  • NY Rep. Lee resigns after shirtless photo surfaces

    CLARENCE, N.Y. (AP) — Rep. Christopher Lee of western New York abruptly resigned with only a vague explanation of regret after a gossip website reported that the married congressman had sent a shirtless photo of himself flexing his muscles to a woman whose Craigslist ad he answered.

  • Fewest requests for unemployment aid since 2008

    WASHINGTON (AP) — The number of people applying for unemployment benefits plunged last week to the lowest level in nearly three years, continuing a downward trend that suggests hiring could pick up this year.

    Applications sank by a seasonally adjusted 36,000 to 383,000, the lowest point since early July 2008, the Labor Department reported Thursday.

  • NKorea: No military talks with 'traitor' SKorea

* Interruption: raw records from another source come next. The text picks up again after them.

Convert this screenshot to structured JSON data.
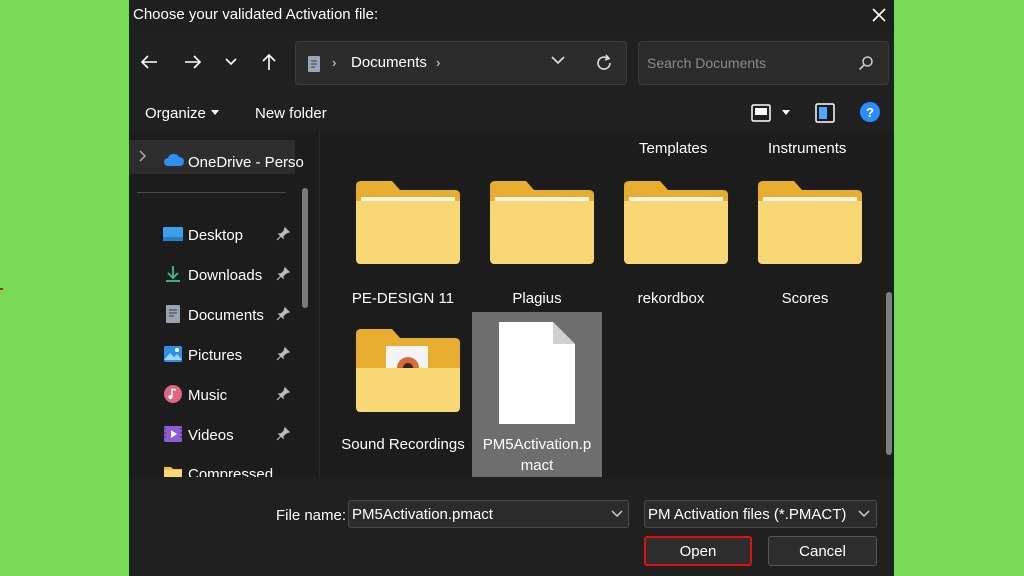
{
  "window": {
    "title": "Choose your validated Activation file:"
  },
  "address": {
    "crumb": "Documents",
    "separator": "›"
  },
  "search": {
    "placeholder": "Search Documents"
  },
  "toolbar": {
    "organize": "Organize",
    "new_folder": "New folder",
    "help": "?"
  },
  "sidebar": {
    "onedrive": "OneDrive - Perso",
    "items": [
      {
        "label": "Desktop",
        "icon": "desktop-icon",
        "pinned": true
      },
      {
        "label": "Downloads",
        "icon": "download-icon",
        "pinned": true
      },
      {
        "label": "Documents",
        "icon": "documents-icon",
        "pinned": true
      },
      {
        "label": "Pictures",
        "icon": "pictures-icon",
        "pinned": true
      },
      {
        "label": "Music",
        "icon": "music-icon",
        "pinned": true
      },
      {
        "label": "Videos",
        "icon": "videos-icon",
        "pinned": true
      },
      {
        "label": "Compressed",
        "icon": "folder-icon",
        "pinned": false
      }
    ]
  },
  "content": {
    "partial_top": [
      "Templates",
      "Instruments"
    ],
    "items": [
      {
        "label": "PE-DESIGN 11",
        "type": "folder"
      },
      {
        "label": "Plagius",
        "type": "folder"
      },
      {
        "label": "rekordbox",
        "type": "folder"
      },
      {
        "label": "Scores",
        "type": "folder"
      },
      {
        "label": "Sound Recordings",
        "type": "folder"
      },
      {
        "label": "PM5Activation.pmact",
        "type": "file",
        "selected": true
      }
    ]
  },
  "footer": {
    "filename_label": "File name:",
    "filename_value": "PM5Activation.pmact",
    "filetype_value": "PM Activation files (*.PMACT)",
    "open_label": "Open",
    "cancel_label": "Cancel"
  },
  "colors": {
    "background": "#78d957",
    "dialog": "#1c1c1c",
    "folder": "#f8d775",
    "accent": "#2a8cff",
    "highlight_border": "#e01010"
  }
}
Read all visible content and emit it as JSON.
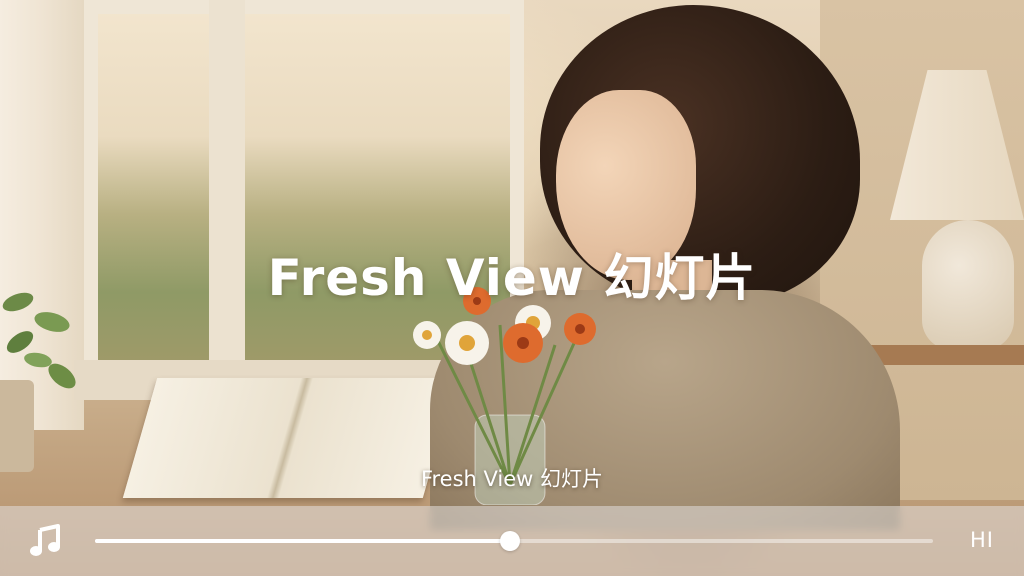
{
  "slide": {
    "title": "Fresh View 幻灯片",
    "caption": "Fresh View 幻灯片",
    "background_image": "woman-with-flowers-by-window"
  },
  "player": {
    "icon": "music-note-icon",
    "progress": 0.495,
    "right_label": "HI"
  },
  "colors": {
    "text": "#ffffff",
    "bar_background": "rgba(225,222,220,0.55)",
    "track": "rgba(255,255,255,0.45)",
    "fill": "#ffffff"
  }
}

    SEOUL, South Korea (AP) — North Korea's abandonment of military talks with South Korea is merely the latest feint in a long duel between the two rivals, according to analysts who see further provocative actions from Pyongyang coming next.

    The communist country refused to hold further talks Thursday after walking out of their first discussions in months the day before, blaming the South for insisting on putting the deadly sinking of a warship on the agenda.

  • GOP invites business to vent about regulations

    WASHINGTON (AP) — On issues ranging from the air we breathe to the noise factories make, business leaders want the government to stay out of their way. And the Republicans, looking toward the 2012 elections, are listening.

    The House's principal investigative panel, the Oversight and Government Reform Committee, is taking its turn Thursday in a hearing designed to give a voice to business complaints about government regulations.

  • Sandia team helps Kazakhstan with nukes

    ALBUQUERQUE, N.M. (AP) — A team from Sandia National Laboratories helped the country of Kazakhstan move nuclear materials — enough to build an estimated 775 nuclear weapons — to safety.

    Shipping containers holding casks of nuclear materials were loaded onto special trains for an 1,800-mile journey to long-term storage in the Central Asian country's interior.

  • New drilling method opens vast oil fields in US

    A new drilling technique is opening up vast fields of previously out-of-reach oil in the western United States, helping reverse a two-decade decline in domestic production of crude.

    Companies are investing billions of dollars to get at oil deposits scattered across North Dakota, Colorado, Texas and California. By 2015, oil executives and analysts say, the new fields could yield as much as 2 million barrels of oil a day — more than the entire Gulf of Mexico produces now.